End of Life Care
The Gold Standards Framework for Care Homes
All our nursing care centres have achieved or are working towards the Gold Standards Framework for Care Homes. The staff and care centre have undertaken to follow the Gold Standards Framework for Care Homes, which supports families and residents at this time. Residents are given greater control and more involvement in their care choices.
- John Joseph Powell: Beacon Status awarded 2011
- Hyde Nursing Home: Beacon Status awarded 2011
- White Rose House: Beacon Status awarded 2011
- Stamford Court: Commend Status awarded 2012
- Westwood Lodge: Quality Hallmark
Care centre staff create Advance Care Plans where residents and their families are invited to discuss their choices, preferences and the options available in order to meet their individual needs and wishes. This type of pre-planning of care cuts down on unnecessary hospital admissions, allowing residents the dignity to live out their last days in a comfortable environment with familiar staff who have cared for them throughout.
The care centre works in conjunction with residents, families and other multidisciplinary colleagues to improve the quality and organisation of care for people in the last years of their lives through the Gold Standards Framework (GSF) End of Life Care.
For most people a care home setting is their final residence, a place where they will spend the last years of their life. The GSF is about end of life care, palliative care and ensuring that the individual is comfortable and pain free, thus providing a 'Gold Standard' level of care.
Aims of GSF:
- Improve the quality of care for people nearing the end of their life.
- Improve the co-ordination and collaboration with GP and Primary Health Care Teams.
- To reduce the number of admissions to hospital in the last stages of life.
- To ensure the individual's dignity is maintained at all times.
- Better care towards the end of life.
- A better death in accordance with the resident's and family's wishes.
- Fewer crises or hospital admissions.
- Move from relative to proactive care with better advanced care planning.
- Focus on the needs and preferences of the resident and family.
- Listen to and value the opinion of the resident and family.
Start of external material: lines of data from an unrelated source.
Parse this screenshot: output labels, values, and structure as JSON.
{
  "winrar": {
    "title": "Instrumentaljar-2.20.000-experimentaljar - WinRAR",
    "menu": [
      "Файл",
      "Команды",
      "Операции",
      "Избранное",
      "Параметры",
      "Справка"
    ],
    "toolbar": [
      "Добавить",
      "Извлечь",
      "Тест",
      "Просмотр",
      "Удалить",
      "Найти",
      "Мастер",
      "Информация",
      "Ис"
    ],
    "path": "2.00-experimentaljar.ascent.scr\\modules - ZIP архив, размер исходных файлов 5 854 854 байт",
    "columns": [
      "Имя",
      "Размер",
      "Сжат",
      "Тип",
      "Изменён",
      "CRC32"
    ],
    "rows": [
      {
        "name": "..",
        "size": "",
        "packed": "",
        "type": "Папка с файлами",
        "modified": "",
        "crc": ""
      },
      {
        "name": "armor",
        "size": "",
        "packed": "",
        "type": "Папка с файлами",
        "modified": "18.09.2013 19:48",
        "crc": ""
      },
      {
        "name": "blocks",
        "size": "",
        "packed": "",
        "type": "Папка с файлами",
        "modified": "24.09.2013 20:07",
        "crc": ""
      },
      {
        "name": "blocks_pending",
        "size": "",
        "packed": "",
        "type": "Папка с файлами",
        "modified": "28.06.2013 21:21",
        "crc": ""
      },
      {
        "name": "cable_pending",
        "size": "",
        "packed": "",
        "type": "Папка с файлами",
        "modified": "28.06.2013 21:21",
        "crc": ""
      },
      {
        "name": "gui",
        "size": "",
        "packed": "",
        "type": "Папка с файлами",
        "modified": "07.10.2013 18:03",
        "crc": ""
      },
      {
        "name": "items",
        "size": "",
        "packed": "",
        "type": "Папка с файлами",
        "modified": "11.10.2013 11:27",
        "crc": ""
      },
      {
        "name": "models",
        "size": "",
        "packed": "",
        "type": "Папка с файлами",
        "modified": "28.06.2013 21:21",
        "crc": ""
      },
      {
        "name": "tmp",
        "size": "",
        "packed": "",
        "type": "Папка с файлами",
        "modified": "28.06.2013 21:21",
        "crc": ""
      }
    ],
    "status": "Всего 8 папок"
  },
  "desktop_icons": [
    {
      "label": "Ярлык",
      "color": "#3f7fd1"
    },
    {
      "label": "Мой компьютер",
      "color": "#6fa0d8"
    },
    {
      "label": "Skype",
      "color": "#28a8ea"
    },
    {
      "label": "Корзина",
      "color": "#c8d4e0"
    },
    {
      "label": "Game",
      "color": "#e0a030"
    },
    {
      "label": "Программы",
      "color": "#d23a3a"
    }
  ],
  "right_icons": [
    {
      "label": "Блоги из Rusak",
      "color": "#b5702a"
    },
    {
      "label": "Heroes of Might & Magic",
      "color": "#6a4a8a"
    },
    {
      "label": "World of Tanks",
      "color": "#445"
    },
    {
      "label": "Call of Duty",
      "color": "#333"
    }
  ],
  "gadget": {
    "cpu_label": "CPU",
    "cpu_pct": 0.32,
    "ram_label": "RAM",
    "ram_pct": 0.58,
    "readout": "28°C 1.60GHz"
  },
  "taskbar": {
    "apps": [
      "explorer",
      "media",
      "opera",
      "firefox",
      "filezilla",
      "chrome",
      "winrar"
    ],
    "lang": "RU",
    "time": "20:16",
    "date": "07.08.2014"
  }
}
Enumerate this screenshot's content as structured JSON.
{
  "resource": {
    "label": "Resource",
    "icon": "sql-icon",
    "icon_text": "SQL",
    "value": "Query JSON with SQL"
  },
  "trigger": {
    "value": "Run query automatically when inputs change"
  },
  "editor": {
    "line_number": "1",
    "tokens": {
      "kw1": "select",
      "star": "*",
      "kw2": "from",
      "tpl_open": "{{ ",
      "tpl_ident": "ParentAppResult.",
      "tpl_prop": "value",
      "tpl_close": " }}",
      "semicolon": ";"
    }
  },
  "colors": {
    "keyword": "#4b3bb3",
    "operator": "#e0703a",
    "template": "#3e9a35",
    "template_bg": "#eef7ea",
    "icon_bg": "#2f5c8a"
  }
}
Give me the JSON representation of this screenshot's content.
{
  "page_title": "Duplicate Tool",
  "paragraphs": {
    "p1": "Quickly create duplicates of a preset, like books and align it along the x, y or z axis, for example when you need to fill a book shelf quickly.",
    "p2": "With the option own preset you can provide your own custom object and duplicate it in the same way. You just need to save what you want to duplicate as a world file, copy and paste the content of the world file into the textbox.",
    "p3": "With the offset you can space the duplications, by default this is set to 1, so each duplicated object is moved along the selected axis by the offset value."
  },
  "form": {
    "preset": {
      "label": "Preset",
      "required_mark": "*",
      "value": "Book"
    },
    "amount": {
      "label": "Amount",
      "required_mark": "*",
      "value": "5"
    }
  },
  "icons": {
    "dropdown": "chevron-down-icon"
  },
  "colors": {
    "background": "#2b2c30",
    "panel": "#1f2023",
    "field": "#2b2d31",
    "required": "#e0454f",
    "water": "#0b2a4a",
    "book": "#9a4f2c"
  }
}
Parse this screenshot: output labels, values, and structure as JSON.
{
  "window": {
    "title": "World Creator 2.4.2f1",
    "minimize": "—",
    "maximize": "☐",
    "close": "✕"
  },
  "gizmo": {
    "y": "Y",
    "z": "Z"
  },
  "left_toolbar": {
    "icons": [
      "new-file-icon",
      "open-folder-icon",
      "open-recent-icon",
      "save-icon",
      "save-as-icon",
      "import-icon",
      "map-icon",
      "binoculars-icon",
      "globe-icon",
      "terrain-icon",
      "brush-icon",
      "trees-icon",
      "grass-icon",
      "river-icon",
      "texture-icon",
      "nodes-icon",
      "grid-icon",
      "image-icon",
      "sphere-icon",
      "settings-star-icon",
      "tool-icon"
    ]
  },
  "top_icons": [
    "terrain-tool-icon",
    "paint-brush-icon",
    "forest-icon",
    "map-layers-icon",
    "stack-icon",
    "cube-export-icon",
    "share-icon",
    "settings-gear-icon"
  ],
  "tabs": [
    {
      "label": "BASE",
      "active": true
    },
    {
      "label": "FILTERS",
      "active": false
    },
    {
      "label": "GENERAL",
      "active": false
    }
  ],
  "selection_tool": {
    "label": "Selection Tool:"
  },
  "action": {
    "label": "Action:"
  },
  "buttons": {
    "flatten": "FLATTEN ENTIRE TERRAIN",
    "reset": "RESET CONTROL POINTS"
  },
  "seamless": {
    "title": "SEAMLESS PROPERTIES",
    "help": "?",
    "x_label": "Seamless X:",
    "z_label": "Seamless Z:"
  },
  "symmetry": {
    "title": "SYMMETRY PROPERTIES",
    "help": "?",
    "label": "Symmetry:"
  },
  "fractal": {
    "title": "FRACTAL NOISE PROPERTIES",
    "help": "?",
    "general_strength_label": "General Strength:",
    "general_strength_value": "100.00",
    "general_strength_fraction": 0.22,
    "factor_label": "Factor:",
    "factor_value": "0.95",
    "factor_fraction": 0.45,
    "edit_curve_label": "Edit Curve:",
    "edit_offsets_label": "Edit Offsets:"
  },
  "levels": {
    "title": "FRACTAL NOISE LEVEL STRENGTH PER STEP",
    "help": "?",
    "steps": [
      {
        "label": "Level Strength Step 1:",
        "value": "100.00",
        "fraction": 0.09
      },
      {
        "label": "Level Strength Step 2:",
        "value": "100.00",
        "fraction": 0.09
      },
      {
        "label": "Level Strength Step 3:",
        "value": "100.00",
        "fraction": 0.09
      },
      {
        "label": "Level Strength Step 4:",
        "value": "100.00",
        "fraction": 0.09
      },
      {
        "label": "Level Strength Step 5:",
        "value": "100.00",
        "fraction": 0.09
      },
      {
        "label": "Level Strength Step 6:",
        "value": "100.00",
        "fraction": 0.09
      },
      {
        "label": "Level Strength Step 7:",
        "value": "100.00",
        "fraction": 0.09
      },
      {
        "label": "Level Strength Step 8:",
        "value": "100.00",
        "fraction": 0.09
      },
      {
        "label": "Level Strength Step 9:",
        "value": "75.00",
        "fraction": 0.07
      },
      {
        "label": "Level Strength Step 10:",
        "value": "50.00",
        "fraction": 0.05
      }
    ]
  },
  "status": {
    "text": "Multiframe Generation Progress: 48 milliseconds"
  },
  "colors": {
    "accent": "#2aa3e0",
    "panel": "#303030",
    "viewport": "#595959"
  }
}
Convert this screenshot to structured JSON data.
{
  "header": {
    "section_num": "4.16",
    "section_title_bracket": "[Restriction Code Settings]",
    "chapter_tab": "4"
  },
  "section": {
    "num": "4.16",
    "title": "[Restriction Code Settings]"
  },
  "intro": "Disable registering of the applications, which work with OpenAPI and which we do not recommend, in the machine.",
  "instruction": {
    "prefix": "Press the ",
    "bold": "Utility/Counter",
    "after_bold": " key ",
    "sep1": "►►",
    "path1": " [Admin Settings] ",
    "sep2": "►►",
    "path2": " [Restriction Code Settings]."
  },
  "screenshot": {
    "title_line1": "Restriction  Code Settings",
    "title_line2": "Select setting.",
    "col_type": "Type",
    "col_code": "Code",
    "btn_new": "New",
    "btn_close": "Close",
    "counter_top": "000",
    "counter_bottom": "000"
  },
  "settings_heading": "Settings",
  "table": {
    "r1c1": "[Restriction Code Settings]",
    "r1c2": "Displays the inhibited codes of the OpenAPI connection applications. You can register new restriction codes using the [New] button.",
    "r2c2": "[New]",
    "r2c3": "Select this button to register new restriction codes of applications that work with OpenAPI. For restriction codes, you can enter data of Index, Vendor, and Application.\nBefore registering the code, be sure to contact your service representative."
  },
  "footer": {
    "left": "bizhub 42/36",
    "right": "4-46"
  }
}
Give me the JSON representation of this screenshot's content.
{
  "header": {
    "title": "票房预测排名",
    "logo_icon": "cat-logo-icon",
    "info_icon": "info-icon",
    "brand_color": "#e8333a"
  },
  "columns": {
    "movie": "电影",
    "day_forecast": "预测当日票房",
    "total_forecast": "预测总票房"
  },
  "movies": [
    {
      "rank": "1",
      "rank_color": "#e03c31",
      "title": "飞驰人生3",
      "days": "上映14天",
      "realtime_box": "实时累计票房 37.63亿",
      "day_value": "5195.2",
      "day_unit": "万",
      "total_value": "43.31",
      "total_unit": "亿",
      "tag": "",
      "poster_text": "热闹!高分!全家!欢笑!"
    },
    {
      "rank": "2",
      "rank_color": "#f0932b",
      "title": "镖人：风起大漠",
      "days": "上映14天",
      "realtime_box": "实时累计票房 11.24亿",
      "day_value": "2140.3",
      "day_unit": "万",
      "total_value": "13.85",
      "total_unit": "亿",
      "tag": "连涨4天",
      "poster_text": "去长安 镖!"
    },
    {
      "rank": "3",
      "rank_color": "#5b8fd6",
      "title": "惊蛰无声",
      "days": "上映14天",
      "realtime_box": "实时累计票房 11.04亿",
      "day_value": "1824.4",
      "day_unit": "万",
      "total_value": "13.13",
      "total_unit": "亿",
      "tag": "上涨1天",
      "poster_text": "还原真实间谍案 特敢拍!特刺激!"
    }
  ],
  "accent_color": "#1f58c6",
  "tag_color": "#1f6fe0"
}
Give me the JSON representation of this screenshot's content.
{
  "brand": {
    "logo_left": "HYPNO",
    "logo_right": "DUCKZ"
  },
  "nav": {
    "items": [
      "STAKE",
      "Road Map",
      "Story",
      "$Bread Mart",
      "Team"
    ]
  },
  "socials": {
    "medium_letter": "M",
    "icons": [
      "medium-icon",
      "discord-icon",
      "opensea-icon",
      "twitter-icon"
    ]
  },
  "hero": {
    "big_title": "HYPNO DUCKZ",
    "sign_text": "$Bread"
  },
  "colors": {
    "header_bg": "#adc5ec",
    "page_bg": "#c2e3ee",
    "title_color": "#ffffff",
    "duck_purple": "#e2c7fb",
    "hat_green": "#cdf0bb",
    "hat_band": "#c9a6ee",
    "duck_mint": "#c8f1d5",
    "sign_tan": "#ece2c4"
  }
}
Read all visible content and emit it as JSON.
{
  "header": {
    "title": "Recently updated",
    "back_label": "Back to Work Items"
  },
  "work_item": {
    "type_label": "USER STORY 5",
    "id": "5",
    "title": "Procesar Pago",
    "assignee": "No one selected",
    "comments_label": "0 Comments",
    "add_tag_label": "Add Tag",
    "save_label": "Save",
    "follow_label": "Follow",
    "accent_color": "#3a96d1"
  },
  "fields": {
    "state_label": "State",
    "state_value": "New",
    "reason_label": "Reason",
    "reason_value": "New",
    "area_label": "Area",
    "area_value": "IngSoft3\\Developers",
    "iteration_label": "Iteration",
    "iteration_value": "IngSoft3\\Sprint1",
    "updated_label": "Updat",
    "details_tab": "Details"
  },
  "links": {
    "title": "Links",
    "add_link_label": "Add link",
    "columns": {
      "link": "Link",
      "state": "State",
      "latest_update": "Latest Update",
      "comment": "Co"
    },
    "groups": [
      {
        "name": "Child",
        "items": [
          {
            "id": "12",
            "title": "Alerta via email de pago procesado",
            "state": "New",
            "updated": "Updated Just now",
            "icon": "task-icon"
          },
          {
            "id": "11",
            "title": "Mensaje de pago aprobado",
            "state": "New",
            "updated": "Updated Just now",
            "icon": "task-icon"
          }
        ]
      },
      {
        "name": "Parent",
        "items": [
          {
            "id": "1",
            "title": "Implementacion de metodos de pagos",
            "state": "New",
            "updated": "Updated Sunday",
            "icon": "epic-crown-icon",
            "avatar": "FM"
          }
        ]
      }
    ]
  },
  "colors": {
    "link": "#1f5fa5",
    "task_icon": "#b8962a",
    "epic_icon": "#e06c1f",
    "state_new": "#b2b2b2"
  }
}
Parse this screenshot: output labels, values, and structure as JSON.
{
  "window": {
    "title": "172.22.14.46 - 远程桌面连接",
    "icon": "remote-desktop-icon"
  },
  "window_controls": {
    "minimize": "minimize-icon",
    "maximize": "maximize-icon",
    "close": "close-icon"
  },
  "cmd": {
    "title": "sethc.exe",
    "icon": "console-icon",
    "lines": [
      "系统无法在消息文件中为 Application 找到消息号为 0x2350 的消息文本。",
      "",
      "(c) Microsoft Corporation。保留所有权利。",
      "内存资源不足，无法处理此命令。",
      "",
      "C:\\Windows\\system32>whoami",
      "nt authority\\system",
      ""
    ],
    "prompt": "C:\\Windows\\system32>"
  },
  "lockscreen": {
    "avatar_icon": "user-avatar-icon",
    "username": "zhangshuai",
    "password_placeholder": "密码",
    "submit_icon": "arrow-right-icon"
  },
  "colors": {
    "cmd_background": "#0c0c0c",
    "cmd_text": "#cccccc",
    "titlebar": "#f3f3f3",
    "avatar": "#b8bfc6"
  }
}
- Closer collaboration with specialists in palliative care.
- A holistic approach to care.
- Better link to out-of-hours services.
- Improved clinical skills and knowledge at all levels within the care team.
Good levels of communication underpin the GSF process:
The first stage of the process is to identify and raise awareness of the prognostic stage of the resident, which is carried out by using a coding criteria tool. Once coding has been carried out this information is written on a register and communicated to the care team on a daily basis.
Monthly GSF meetings are then held with the care team and the palliative care specialist using the multidisciplinary approach to care delivery.
Each individual's needs - physical, psychosocial and spiritual - are assessed and communicated with the resident, their family and the team.
Plan ahead for all occurrences, including preference for place of care and out-of-hours issues. A completed advance care plan is communicated to the out-of-hours services and to all of the care team.
For more information about the Gold Standards Framework in Care Homes please click here to visit the official GSF website.